By Pat Simmons

 

Small jars, tall jars, boxes too,

Zoe needs them for her zoo.

 

In the garden, in the sun

is where she finds Exhibit One.

A caterpillar munching leaves,

Zoe stoops, rolls up her sleeves

and carefully with finger tips

(just in case this critter nips)

places it inside a jar.

Pops on the lid.

He won’t get far.

 

Crouching in a damp dark spot,

armed with just a yogurt pot

she spots a tell-tale silver trail.

Exhibit Two, a friendly snail.

 

With trusty trowel she fills a jar

then doesn’t have to dig too far

before she spots a sudden squirm.

Exhibit Three, a wriggling worm.

 

Exhibit Four sits in a box,

wearing gloves and scarf and socks.

His cage says, ‘Dangerous Beware.

Please Don’t Feed This Teddy Bear.’

 

A tiny cubby made from sticks

houses numbers Five and Six.

A beetle and a millipede

curled up like a shiny bead.

 

Exhibit Seven’s tied to a tree.

He’s rather dangerous you see.

A dinosaur might stomp around

and squish those caged upon the ground.

 

She needs to find Exhibit Eight

who’s sitting calmly on the gate.

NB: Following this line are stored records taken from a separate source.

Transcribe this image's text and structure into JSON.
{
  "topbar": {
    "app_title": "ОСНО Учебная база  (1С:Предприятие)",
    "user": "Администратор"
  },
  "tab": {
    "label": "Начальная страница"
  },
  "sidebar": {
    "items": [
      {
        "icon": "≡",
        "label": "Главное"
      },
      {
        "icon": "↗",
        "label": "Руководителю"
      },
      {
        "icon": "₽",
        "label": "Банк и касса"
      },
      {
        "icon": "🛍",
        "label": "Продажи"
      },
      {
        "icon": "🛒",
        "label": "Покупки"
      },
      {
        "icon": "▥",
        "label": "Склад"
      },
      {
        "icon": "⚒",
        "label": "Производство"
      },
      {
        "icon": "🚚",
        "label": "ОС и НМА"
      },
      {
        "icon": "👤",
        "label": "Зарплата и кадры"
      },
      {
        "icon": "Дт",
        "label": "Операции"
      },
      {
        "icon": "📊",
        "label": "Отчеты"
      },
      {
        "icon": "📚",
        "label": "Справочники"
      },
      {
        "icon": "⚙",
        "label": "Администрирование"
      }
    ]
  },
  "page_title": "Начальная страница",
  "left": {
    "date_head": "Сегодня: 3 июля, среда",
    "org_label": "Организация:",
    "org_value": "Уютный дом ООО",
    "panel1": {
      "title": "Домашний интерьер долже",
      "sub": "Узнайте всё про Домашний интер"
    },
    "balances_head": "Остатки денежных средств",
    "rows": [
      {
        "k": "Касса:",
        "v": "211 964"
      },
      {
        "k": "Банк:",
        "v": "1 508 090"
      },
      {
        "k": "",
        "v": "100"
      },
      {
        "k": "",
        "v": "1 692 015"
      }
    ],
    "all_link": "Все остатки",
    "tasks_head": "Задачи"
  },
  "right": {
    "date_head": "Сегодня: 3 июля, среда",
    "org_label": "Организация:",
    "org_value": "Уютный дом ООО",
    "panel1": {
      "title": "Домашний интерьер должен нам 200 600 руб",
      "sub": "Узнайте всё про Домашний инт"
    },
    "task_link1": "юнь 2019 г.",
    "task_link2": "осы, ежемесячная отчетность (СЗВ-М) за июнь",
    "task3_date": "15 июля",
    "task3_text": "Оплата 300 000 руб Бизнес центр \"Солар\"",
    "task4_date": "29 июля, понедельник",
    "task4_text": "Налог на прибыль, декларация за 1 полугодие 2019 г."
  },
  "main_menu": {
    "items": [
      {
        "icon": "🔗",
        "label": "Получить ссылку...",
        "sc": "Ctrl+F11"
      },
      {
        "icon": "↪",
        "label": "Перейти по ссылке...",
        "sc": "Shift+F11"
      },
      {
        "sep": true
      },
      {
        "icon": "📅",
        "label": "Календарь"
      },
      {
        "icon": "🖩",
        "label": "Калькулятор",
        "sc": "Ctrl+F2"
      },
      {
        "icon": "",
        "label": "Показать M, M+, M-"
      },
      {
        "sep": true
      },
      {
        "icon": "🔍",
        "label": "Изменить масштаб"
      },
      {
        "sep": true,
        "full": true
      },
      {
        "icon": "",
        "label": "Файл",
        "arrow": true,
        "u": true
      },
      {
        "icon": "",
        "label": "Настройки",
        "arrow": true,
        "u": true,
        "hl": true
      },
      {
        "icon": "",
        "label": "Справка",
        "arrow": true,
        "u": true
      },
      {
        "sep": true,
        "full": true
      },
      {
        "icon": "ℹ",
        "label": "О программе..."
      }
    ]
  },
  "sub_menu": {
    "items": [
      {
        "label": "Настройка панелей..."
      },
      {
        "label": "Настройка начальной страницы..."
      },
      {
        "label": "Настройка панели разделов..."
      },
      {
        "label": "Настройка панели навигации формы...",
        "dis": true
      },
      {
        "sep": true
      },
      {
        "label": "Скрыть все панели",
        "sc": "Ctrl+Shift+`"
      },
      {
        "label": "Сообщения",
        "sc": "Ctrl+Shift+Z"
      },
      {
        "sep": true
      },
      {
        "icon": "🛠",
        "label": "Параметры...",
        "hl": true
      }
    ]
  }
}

Zoe has to pull and tug

to capture this majestic slug.

 

Now who will be the final two

to join the gang at Zoe’s Zoo?

She has to build a great big pen

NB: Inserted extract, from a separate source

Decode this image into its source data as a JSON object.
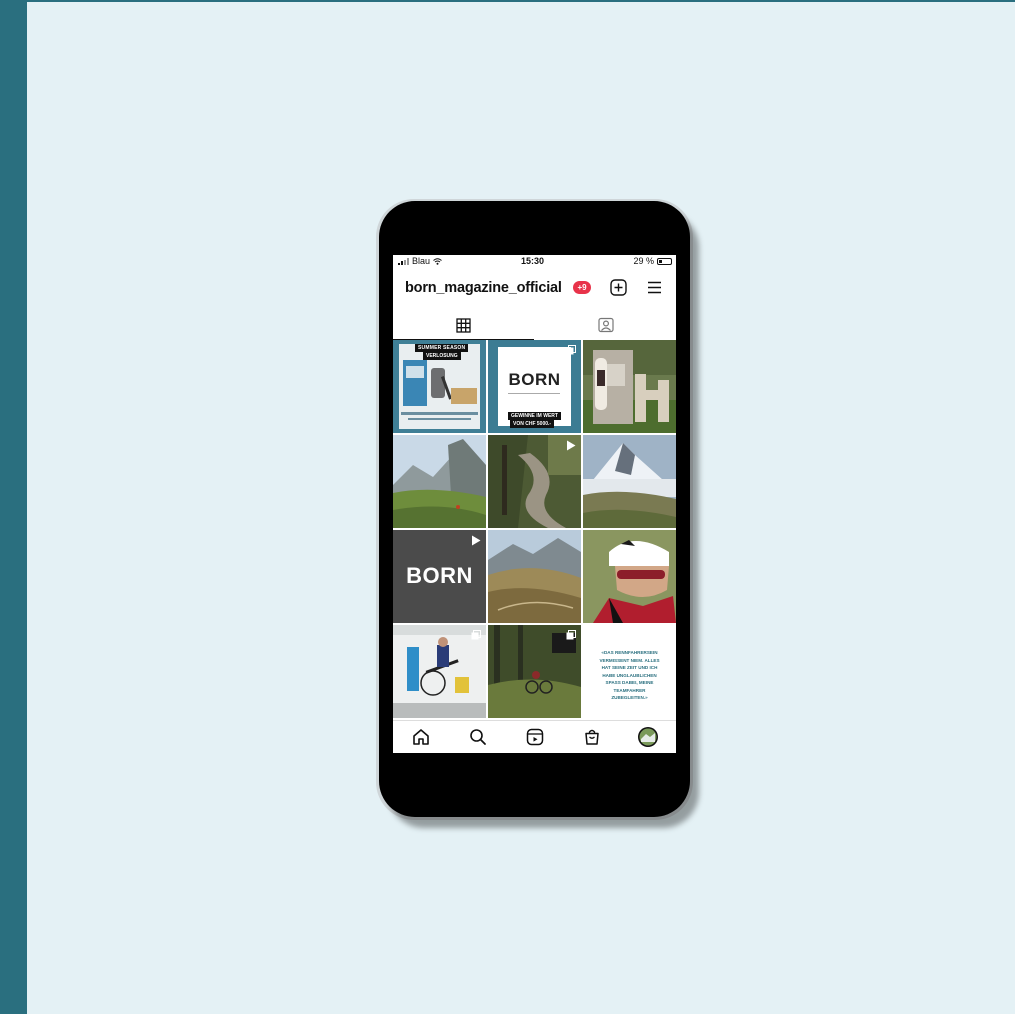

to house Exhibits Nine and Ten.

 

Her work is done.

She gives a shout.

‘Mum and Daddy, please come out.’

 

‘Gotcha!’